Let's keep on reading..
The coins can be flipped to the other face, so does the structure of the dive industry. On a macro-economic (a big picture) ; the dive industry embraces revenue from instruction-related training only; membership dues. For most agencies, merchandise sales and other revenue sources are excluded and not encouraged (by mythical reasons if you are aware that there are many activities we are relied upon) Many of them are competing for higher rankings with regards to of image popularity, academics, number of members, turn-over, and of course, passion in diving.
Predominantly, the macro market is only influenced by a few of well-known training agencies who happen to have certified around 90% of all recreational divers in the world. There are +100 of other agencies out there, even if they seem to come and go. And we all know who the big brothers are and where the money actually has gone through.
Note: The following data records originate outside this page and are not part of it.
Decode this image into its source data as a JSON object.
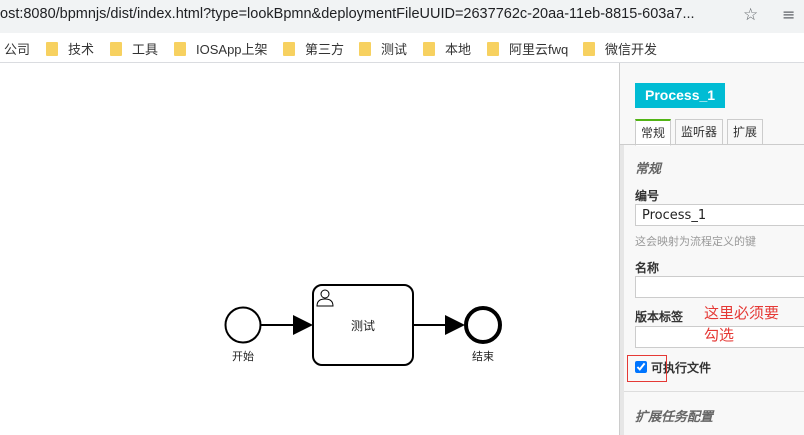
{
  "browser": {
    "url": "ost:8080/bpmnjs/dist/index.html?type=lookBpmn&deploymentFileUUID=2637762c-20aa-11eb-8815-603a7...",
    "star_icon": "☆",
    "menu_icon": "≡"
  },
  "bookmarks": [
    "公司",
    "技术",
    "工具",
    "IOSApp上架",
    "第三方",
    "测试",
    "本地",
    "阿里云fwq",
    "微信开发"
  ],
  "diagram": {
    "start_label": "开始",
    "task_label": "测试",
    "end_label": "结束",
    "annotation_line1": "这里必须要",
    "annotation_line2": "勾选"
  },
  "panel": {
    "process_title": "Process_1",
    "tabs": [
      "常规",
      "监听器",
      "扩展"
    ],
    "section_general": "常规",
    "id_label": "编号",
    "id_value": "Process_1",
    "id_desc": "这会映射为流程定义的键",
    "name_label": "名称",
    "name_value": "",
    "version_label": "版本标签",
    "version_value": "",
    "executable_label": "可执行文件",
    "executable_checked": true,
    "section_extension": "扩展任务配置"
  },
  "colors": {
    "accent": "#00bcd4",
    "tab_active": "#52b415",
    "annotation": "#e53935"
  }
}
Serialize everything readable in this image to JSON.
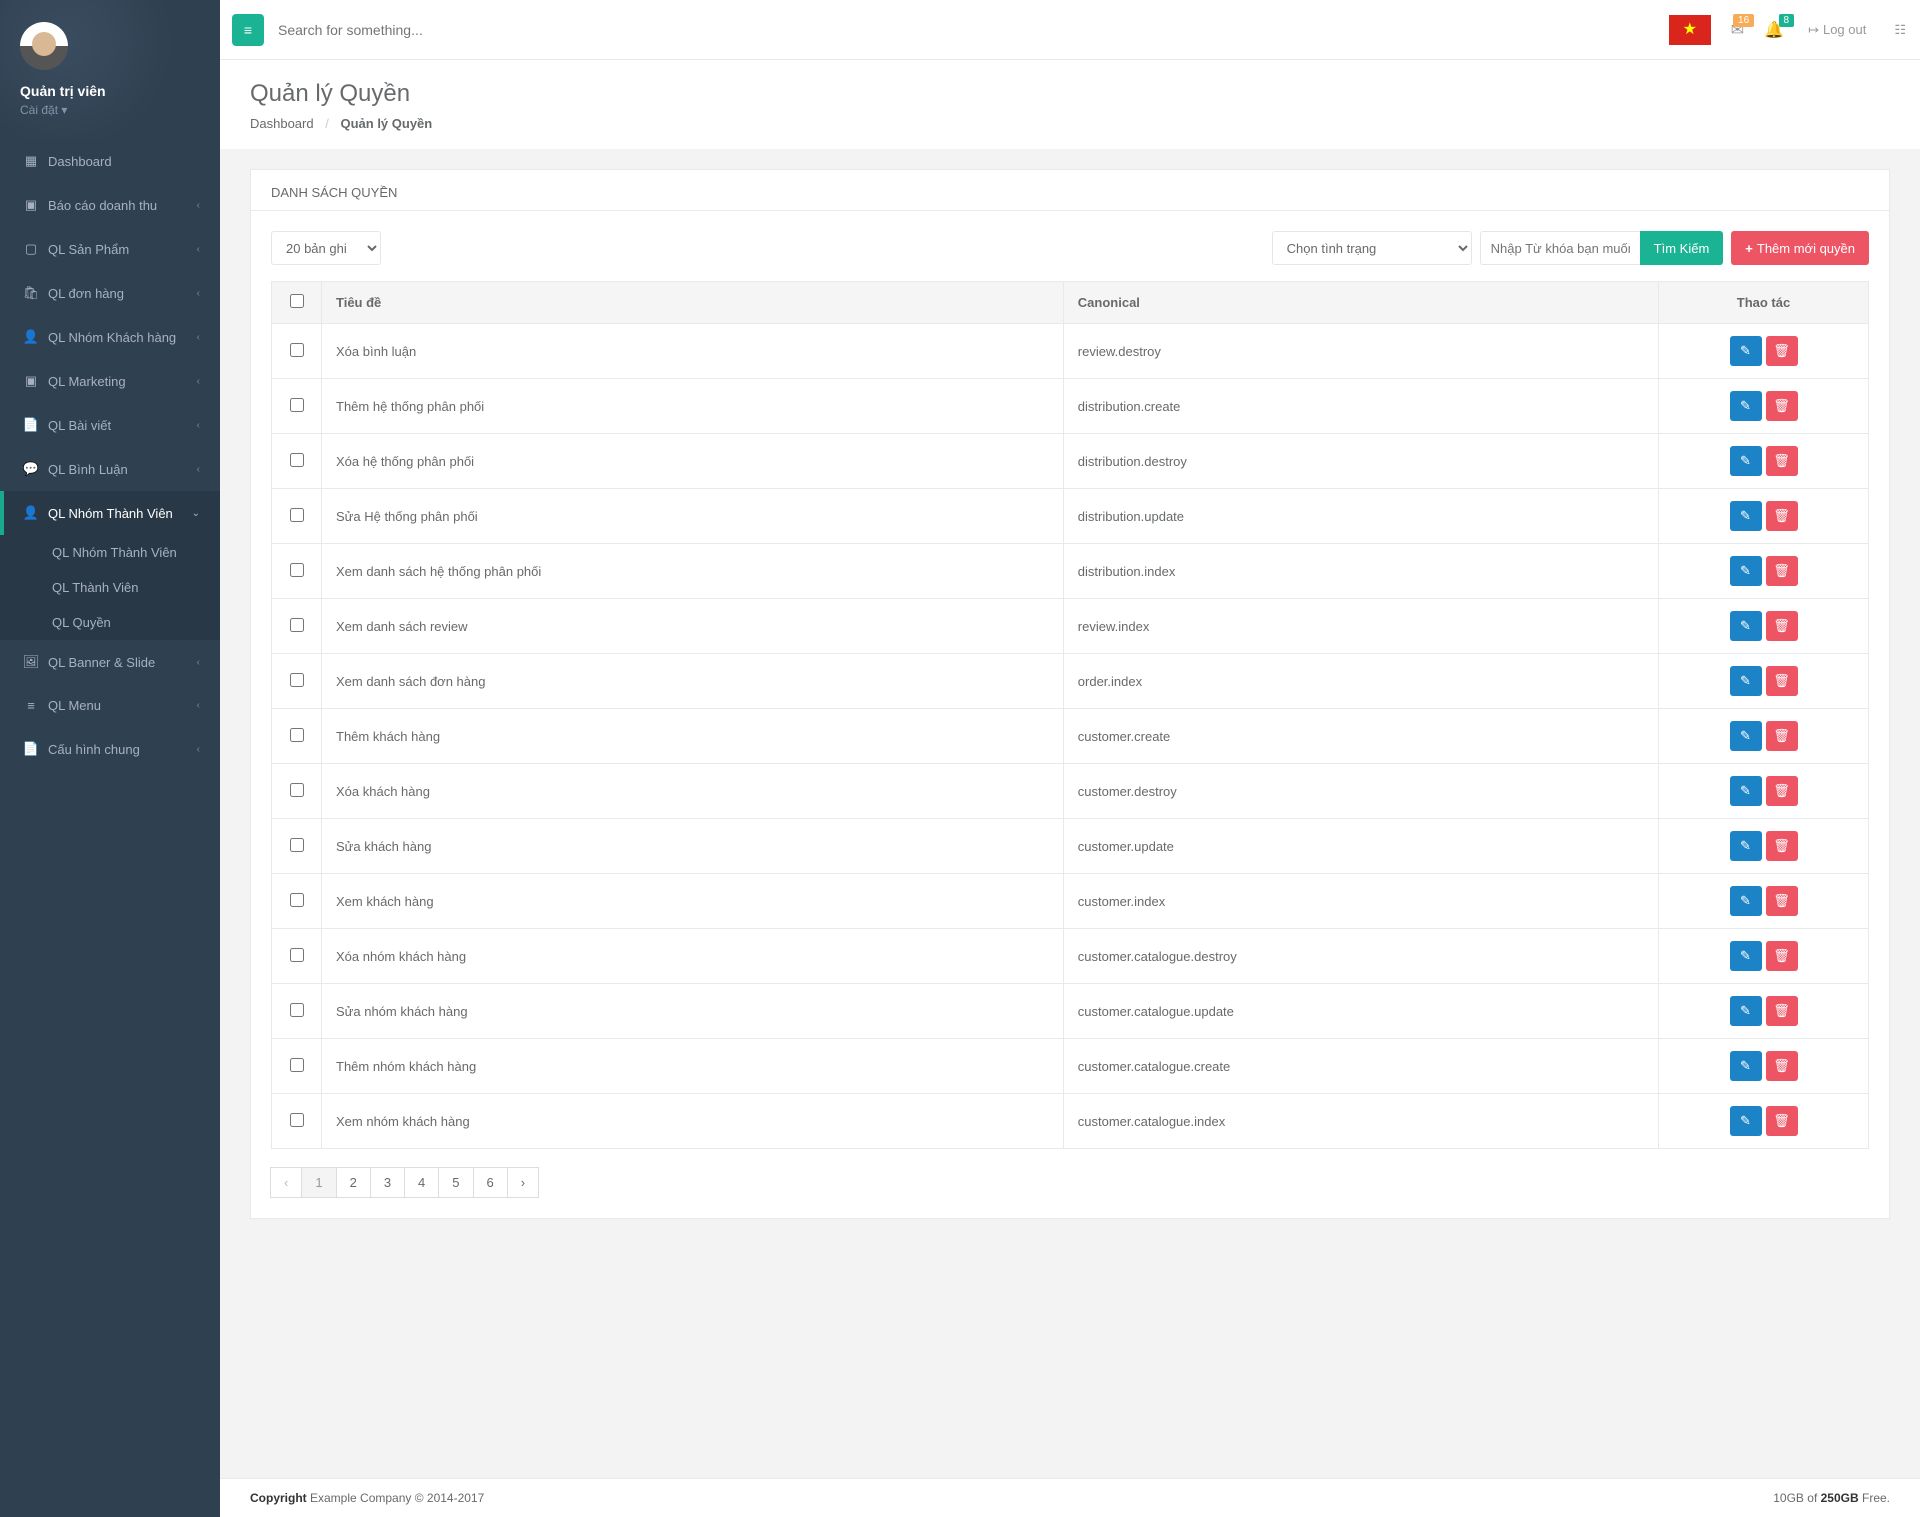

The question is;
Does that mean the agencies don’t invest in marketing as the market is already heading towards upright position?
The agencies, big or small, also have invested a lot, for this level; just not necessarily straight towards the practitioners, i.e., dive center or instructor. But well, most of the foot soldiers don’t even know what their club dues are actually for, apart from right-to-teach and certain figures that comes every year end.
Let's come back on earth, on more a diver scale.
Similar to the economic term, the brand environment consists of micro- and macro-environment. Macro-environment in branding is related to the forces beyond of marketing that bear an impact on the instructor or dive center’s ability to maintain and develop the target diver’s relationships, offering both opportunities and calculated-risks. The macro-environment consists of the demographic, economic, natural, technological, social and cultural environments.
Having said that, would we seem to have adequate time to develop those?
Would we have a chance or getting precise information from those operating at the macro-level?
..particularly for this 4.0 era..
Let's take one simple marketing buzz that we are still using; a common misunderstanding with the c-cards.
Divers, being profession or not, share some thoughts that there is somewhere one single authority that oversees certification programs, and that authority grants worldwide acceptance of c-cards. The fact is; if you are to become a certified diver with any major training agencies that follow the ISO standards or the European equivalent, your certification cards are okay. There is no competitive advantage on the worldwide acceptance buzz.
So, does the quoted message appear to become a ‘useful and related the forces beyond the impact’ we’d like to make?
Less likely, ..at least for growing in numbers of returning educated divers.
Of course as long as the number of divers are growing, so are the scale of dive agencies. There is nothing wrong with that. But, have we been told the message obsolete? Or how should it be improved? Or any concrete approach towards a fresh way to differentiate ourselves? Most practitioner can figure out themselves, I guess.
Dive branding is a quest for strengths, weaknesses, opportunities and threats. Some newcomers (or even an old chap) are desperately doing everything at the same time even if they know it. The marginal figures for profits for dive business are so small that we are grappling something we thought it was good to survive. We happen to rely and place everything we want to do just on social network with no strategic directions.
Not everybody is great on doing everything. Some are great instructors, some are not. Some are big investors, some are dealers. Some or product-oriented, some are amateur. There is nothing wrong with attempting to get a glimpse on any of those. We just don’t appear to accept the fact that we are not good at all that. The macro-environment has somehow swayed us into a self-motivated heroism of a belief on what we 'could do' rather than what we 'can do best', and 'how' do we make the best of that.
In a diver's life, nothing is what it seems..
..whether you are diving into the ocean, or
..drowning into your own brand.
The Author is PADI IDC Staff Instructor
The Author is a Specialist Sport Marketing and Media Consultant for Ministry of Finance and Fiscal Policy, Royal Thai Government